Hit of the Week:  California Attorney General Xavier Becerra formally filed a legal challenge on behalf of DREAMers, saying that the Trump administration had “violated the due process protections of DACA applicants by putting their personal information at risk.”

Miss of the Week:  The diatribe issued by Alaska Republican Don Young against Seattle Congresswoman Pramila Jayapal during the House floor debate on wildlife management. Among other things, Young called the 51-year-old Jayapal “young lady,” and claimed that she “doesn’t know a damn thing what she’s talking about.” While he later apologized, Young needs some counseling on listening.

House Race of the Week

We typically cover a single hot House race here, a race where an incumbent member of the GOP is scrambling for reelection. But this week is different because members of the GOP are increasingly announcing that they will not run for reelection, not face the voters. So far, Dave Trott of Michigan, Charlie Dent of Pennsylvania, Dave Reichert of Washington, and Ileana Ros-Lehtinen of Florida have all announced they will not seek reelection. While some have made the too-often-heard “I want to spend more time with my family” statements, it is not news that this year will be tough for GOP incumbents, forced to campaign while dragging along the chaos of the Trump administration. More announcements are likely, and for each, the race tips just a bit towards a Democrat. This is a real news trend and it could be part of the trend to tip the House to blue.


Many of you remember my Senate campaigns. Unlike lots of statewide races, we were never content to just raise a lot of money and spend it on TV ads. Instead, we did state tours, visiting every county. We engaged volunteers on lots of projects. We held voter rallies on college campuses, at senior centers, in parks, on the beach. And we are taking this same approach to my PAC for a Change projects. One of our projects will be to help grow the volunteer bases for independent organizations in target districts. You already know of my work to replace Darrell Issa. If you haven’t watched my ad at you should. An independent organization called Flip the 49th is active in Issa’s district, and we will be helping with precinct walks, phone banks, and other actions. Second, we are also organizing a series of workshops in LA to offer our supporters training and information to become more effective advocates. The planned workshops include developing skills for voter registration, phone banking, and policy issues such as our environment and immigration. Programs are being planned now and you can watch this space for more information in the very near future.

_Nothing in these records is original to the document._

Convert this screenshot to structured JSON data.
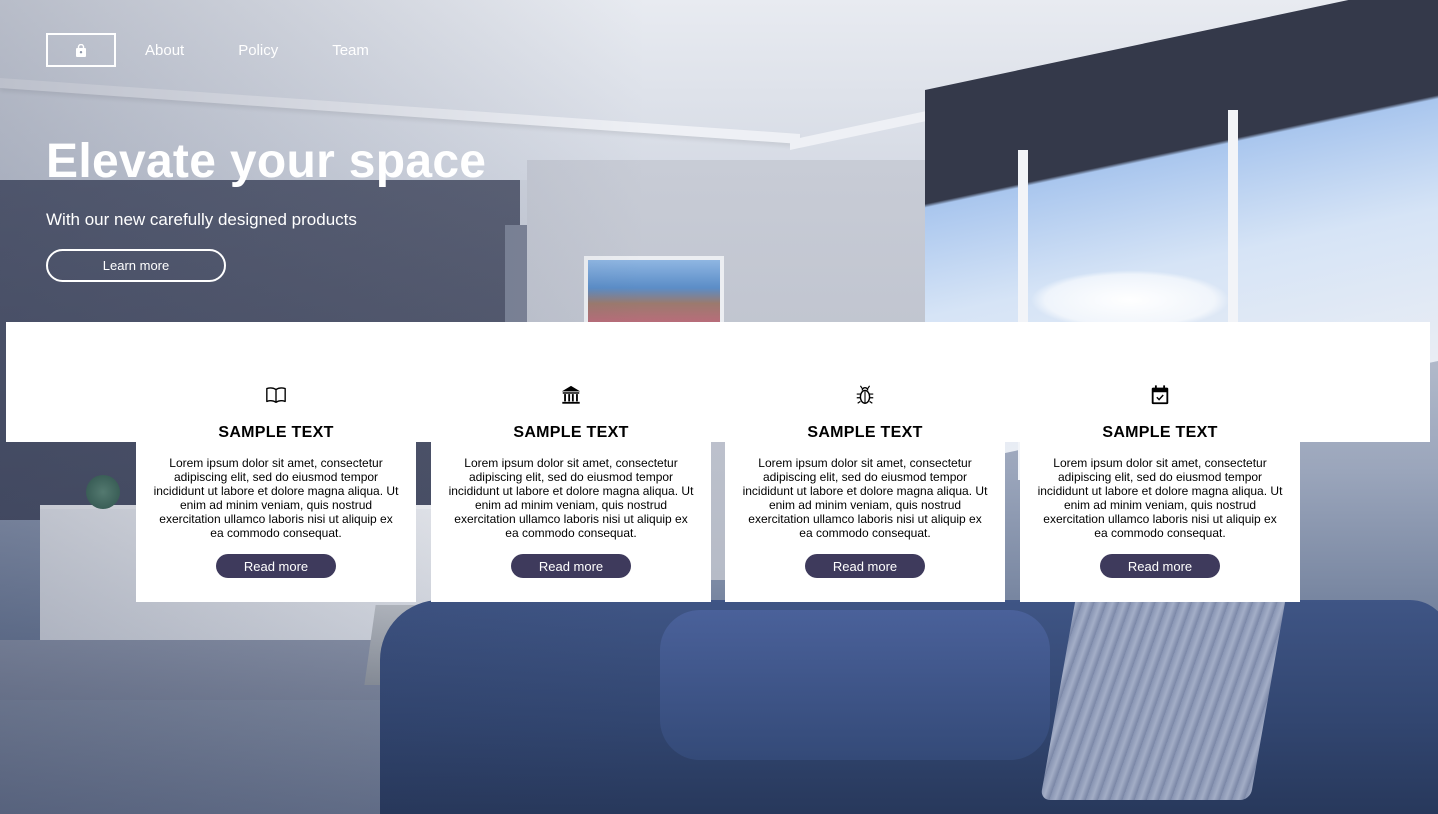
{
  "nav": {
    "logo_icon": "lock-icon",
    "links": [
      {
        "label": "About"
      },
      {
        "label": "Policy"
      },
      {
        "label": "Team"
      }
    ]
  },
  "hero": {
    "title": "Elevate your space",
    "subtitle": "With our new carefully designed products",
    "button_label": "Learn more"
  },
  "features": [
    {
      "icon": "book-icon",
      "title": "SAMPLE TEXT",
      "text": "Lorem ipsum dolor sit amet, consectetur adipiscing elit, sed do eiusmod tempor incididunt ut labore et dolore magna aliqua. Ut enim ad minim veniam, quis nostrud exercitation ullamco laboris nisi ut aliquip ex ea commodo consequat.",
      "button_label": "Read more"
    },
    {
      "icon": "bank-icon",
      "title": "SAMPLE TEXT",
      "text": "Lorem ipsum dolor sit amet, consectetur adipiscing elit, sed do eiusmod tempor incididunt ut labore et dolore magna aliqua. Ut enim ad minim veniam, quis nostrud exercitation ullamco laboris nisi ut aliquip ex ea commodo consequat.",
      "button_label": "Read more"
    },
    {
      "icon": "bug-icon",
      "title": "SAMPLE TEXT",
      "text": "Lorem ipsum dolor sit amet, consectetur adipiscing elit, sed do eiusmod tempor incididunt ut labore et dolore magna aliqua. Ut enim ad minim veniam, quis nostrud exercitation ullamco laboris nisi ut aliquip ex ea commodo consequat.",
      "button_label": "Read more"
    },
    {
      "icon": "calendar-check-icon",
      "title": "SAMPLE TEXT",
      "text": "Lorem ipsum dolor sit amet, consectetur adipiscing elit, sed do eiusmod tempor incididunt ut labore et dolore magna aliqua. Ut enim ad minim veniam, quis nostrud exercitation ullamco laboris nisi ut aliquip ex ea commodo consequat.",
      "button_label": "Read more"
    }
  ],
  "colors": {
    "button_bg": "#3e3a5c",
    "text_light": "#ffffff",
    "text_dark": "#000000"
  }
}
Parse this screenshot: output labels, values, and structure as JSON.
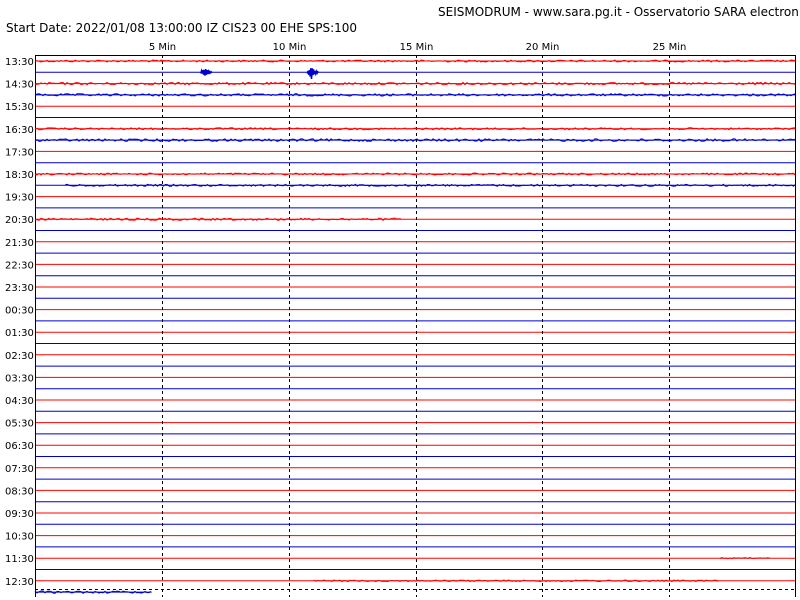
{
  "header": {
    "title": "SEISMODRUM - www.sara.pg.it - Osservatorio SARA electronic",
    "start_info": "Start Date: 2022/01/08 13:00:00 IZ CIS23 00 EHE  SPS:100"
  },
  "chart_data": {
    "type": "line",
    "minute_labels": [
      "5 Min",
      "10 Min",
      "15 Min",
      "20 Min",
      "25 Min"
    ],
    "minute_values": [
      5,
      10,
      15,
      20,
      25
    ],
    "x_range_minutes": [
      0,
      30
    ],
    "hour_labels": [
      "13:30",
      "14:30",
      "15:30",
      "16:30",
      "17:30",
      "18:30",
      "19:30",
      "20:30",
      "21:30",
      "22:30",
      "23:30",
      "00:30",
      "01:30",
      "02:30",
      "03:30",
      "04:30",
      "05:30",
      "06:30",
      "07:30",
      "08:30",
      "09:30",
      "10:30",
      "11:30",
      "12:30"
    ],
    "trace_colors": [
      "#ff0000",
      "#0000cc"
    ],
    "grid_color": "#000000",
    "current_trace_minutes": 4.6,
    "noisy_traces": [
      {
        "row": 0,
        "minutes": [
          0,
          30
        ],
        "amp": 1.0
      },
      {
        "row": 2,
        "minutes": [
          0,
          30
        ],
        "amp": 1.2
      },
      {
        "row": 3,
        "minutes": [
          0,
          30
        ],
        "amp": 1.2
      },
      {
        "row": 6,
        "minutes": [
          0,
          30
        ],
        "amp": 1.0
      },
      {
        "row": 7,
        "minutes": [
          0,
          30
        ],
        "amp": 1.3
      },
      {
        "row": 10,
        "minutes": [
          0,
          30
        ],
        "amp": 1.0
      },
      {
        "row": 11,
        "minutes": [
          1.2,
          30
        ],
        "amp": 1.0
      },
      {
        "row": 14,
        "minutes": [
          0,
          14.5
        ],
        "amp": 1.1
      },
      {
        "row": 44,
        "minutes": [
          27,
          29
        ],
        "amp": 0.6
      },
      {
        "row": 46,
        "minutes": [
          11,
          27
        ],
        "amp": 0.8
      },
      {
        "row": 47,
        "minutes": [
          0,
          4.6
        ],
        "amp": 1.2
      }
    ],
    "events": [
      {
        "row": 1,
        "minute": 6.7,
        "amp": 5
      },
      {
        "row": 1,
        "minute": 10.9,
        "amp": 7
      }
    ]
  }
}
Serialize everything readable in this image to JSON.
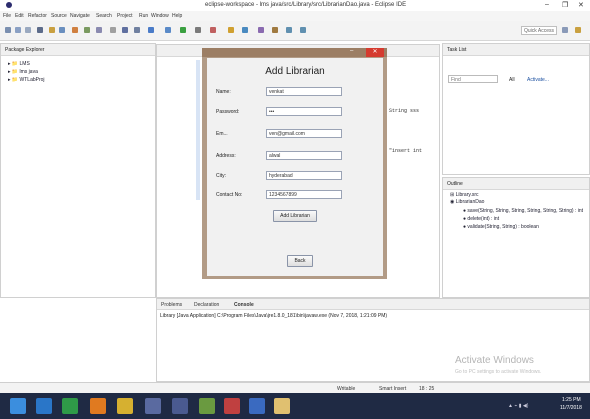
{
  "window": {
    "title": "eclipse-workspace - lms java/src/Library/src/LibrarianDao.java - Eclipse IDE",
    "min": "–",
    "max": "❐",
    "close": "✕"
  },
  "menu": [
    "File",
    "Edit",
    "Refactor",
    "Source",
    "Navigate",
    "Search",
    "Project",
    "Run",
    "Window",
    "Help"
  ],
  "toolbar": {
    "quick_access": "Quick Access"
  },
  "package_explorer": {
    "title": "Package Explorer",
    "items": [
      "LMS",
      "lms java",
      "WTLabProj"
    ]
  },
  "task_list": {
    "title": "Task List",
    "find_placeholder": "Find",
    "all_label": "All",
    "activate_label": "Activate..."
  },
  "outline": {
    "title": "Outline",
    "items": [
      "Library.src",
      "LibrarianDao",
      "save(String, String, String, String, String, String) : int",
      "delete(int) : int",
      "validate(String, String) : boolean"
    ]
  },
  "editor": {
    "code_lines": [
      "String sss",
      "\"insert int"
    ]
  },
  "dialog": {
    "heading": "Add Librarian",
    "fields": [
      {
        "label": "Name:",
        "value": "venkat"
      },
      {
        "label": "Password:",
        "value": "•••"
      },
      {
        "label": "Em...",
        "value": "ven@gmail.com"
      },
      {
        "label": "Address:",
        "value": "alwal"
      },
      {
        "label": "City:",
        "value": "hyderabad"
      },
      {
        "label": "Contact No:",
        "value": "1234567899"
      }
    ],
    "add_button": "Add Librarian",
    "back_button": "Back"
  },
  "console": {
    "tabs": [
      "Problems",
      "Declaration",
      "Console"
    ],
    "path": "Library [Java Application] C:\\Program Files\\Java\\jre1.8.0_181\\bin\\javaw.exe (Nov 7, 2018, 1:21:09 PM)"
  },
  "status": {
    "writable": "Writable",
    "insert_mode": "Smart Insert",
    "position": "18 : 25"
  },
  "watermark": {
    "line1": "Activate Windows",
    "line2": "Go to PC settings to activate Windows."
  },
  "taskbar": {
    "time": "1:25 PM",
    "date": "11/7/2018"
  },
  "colors": {
    "dialog_frame": "#b29b86",
    "close_red": "#d53b2f",
    "taskbar": "#1f2a44"
  }
}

Lastly, if you have not had a chance to read the feature story about our efforts from the Washington Post, you can find it here.